» WHAT TO WORK ON: Your copy should match the records exactly, apart from the pictures, which stay out.

» PROVIDED RECORDS:
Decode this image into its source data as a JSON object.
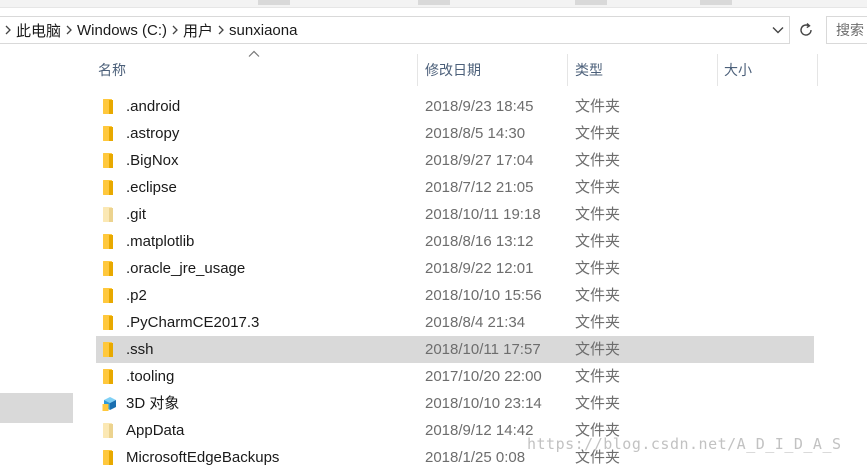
{
  "address_bar": {
    "crumbs": [
      "此电脑",
      "Windows (C:)",
      "用户",
      "sunxiaona"
    ]
  },
  "search": {
    "placeholder": "搜索"
  },
  "columns": {
    "name": "名称",
    "date": "修改日期",
    "type": "类型",
    "size": "大小"
  },
  "files": [
    {
      "name": ".android",
      "date": "2018/9/23 18:45",
      "type": "文件夹",
      "icon": "folder-icon"
    },
    {
      "name": ".astropy",
      "date": "2018/8/5 14:30",
      "type": "文件夹",
      "icon": "folder-icon"
    },
    {
      "name": ".BigNox",
      "date": "2018/9/27 17:04",
      "type": "文件夹",
      "icon": "folder-icon"
    },
    {
      "name": ".eclipse",
      "date": "2018/7/12 21:05",
      "type": "文件夹",
      "icon": "folder-icon"
    },
    {
      "name": ".git",
      "date": "2018/10/11 19:18",
      "type": "文件夹",
      "icon": "hidden-folder-icon"
    },
    {
      "name": ".matplotlib",
      "date": "2018/8/16 13:12",
      "type": "文件夹",
      "icon": "folder-icon"
    },
    {
      "name": ".oracle_jre_usage",
      "date": "2018/9/22 12:01",
      "type": "文件夹",
      "icon": "folder-icon"
    },
    {
      "name": ".p2",
      "date": "2018/10/10 15:56",
      "type": "文件夹",
      "icon": "folder-icon"
    },
    {
      "name": ".PyCharmCE2017.3",
      "date": "2018/8/4 21:34",
      "type": "文件夹",
      "icon": "folder-icon"
    },
    {
      "name": ".ssh",
      "date": "2018/10/11 17:57",
      "type": "文件夹",
      "icon": "folder-icon",
      "selected": true
    },
    {
      "name": ".tooling",
      "date": "2017/10/20 22:00",
      "type": "文件夹",
      "icon": "folder-icon"
    },
    {
      "name": "3D 对象",
      "date": "2018/10/10 23:14",
      "type": "文件夹",
      "icon": "3d-objects-icon"
    },
    {
      "name": "AppData",
      "date": "2018/9/12 14:42",
      "type": "文件夹",
      "icon": "hidden-folder-icon"
    },
    {
      "name": "MicrosoftEdgeBackups",
      "date": "2018/1/25 0:08",
      "type": "文件夹",
      "icon": "folder-icon"
    }
  ],
  "colors": {
    "folder": "#ffc83d",
    "folder_dark": "#e8a900",
    "folder_hidden": "#fbe8b4",
    "selected_row": "#d9d9d9",
    "header_text": "#4c607a"
  },
  "watermark": "https://blog.csdn.net/A_D_I_D_A_S"
}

» RESPONSE TO THIS EXERCISE:
Decode this image into its source data as a JSON object.
{
  "address_bar": {
    "crumbs": [
      "此电脑",
      "Windows (C:)",
      "用户",
      "sunxiaona"
    ]
  },
  "search": {
    "placeholder": "搜索"
  },
  "columns": {
    "name": "名称",
    "date": "修改日期",
    "type": "类型",
    "size": "大小"
  },
  "files": [
    {
      "name": ".android",
      "date": "2018/9/23 18:45",
      "type": "文件夹",
      "icon": "folder-icon"
    },
    {
      "name": ".astropy",
      "date": "2018/8/5 14:30",
      "type": "文件夹",
      "icon": "folder-icon"
    },
    {
      "name": ".BigNox",
      "date": "2018/9/27 17:04",
      "type": "文件夹",
      "icon": "folder-icon"
    },
    {
      "name": ".eclipse",
      "date": "2018/7/12 21:05",
      "type": "文件夹",
      "icon": "folder-icon"
    },
    {
      "name": ".git",
      "date": "2018/10/11 19:18",
      "type": "文件夹",
      "icon": "hidden-folder-icon"
    },
    {
      "name": ".matplotlib",
      "date": "2018/8/16 13:12",
      "type": "文件夹",
      "icon": "folder-icon"
    },
    {
      "name": ".oracle_jre_usage",
      "date": "2018/9/22 12:01",
      "type": "文件夹",
      "icon": "folder-icon"
    },
    {
      "name": ".p2",
      "date": "2018/10/10 15:56",
      "type": "文件夹",
      "icon": "folder-icon"
    },
    {
      "name": ".PyCharmCE2017.3",
      "date": "2018/8/4 21:34",
      "type": "文件夹",
      "icon": "folder-icon"
    },
    {
      "name": ".ssh",
      "date": "2018/10/11 17:57",
      "type": "文件夹",
      "icon": "folder-icon",
      "selected": true
    },
    {
      "name": ".tooling",
      "date": "2017/10/20 22:00",
      "type": "文件夹",
      "icon": "folder-icon"
    },
    {
      "name": "3D 对象",
      "date": "2018/10/10 23:14",
      "type": "文件夹",
      "icon": "3d-objects-icon"
    },
    {
      "name": "AppData",
      "date": "2018/9/12 14:42",
      "type": "文件夹",
      "icon": "hidden-folder-icon"
    },
    {
      "name": "MicrosoftEdgeBackups",
      "date": "2018/1/25 0:08",
      "type": "文件夹",
      "icon": "folder-icon"
    }
  ],
  "colors": {
    "folder": "#ffc83d",
    "folder_dark": "#e8a900",
    "folder_hidden": "#fbe8b4",
    "selected_row": "#d9d9d9",
    "header_text": "#4c607a"
  },
  "watermark": "https://blog.csdn.net/A_D_I_D_A_S"
}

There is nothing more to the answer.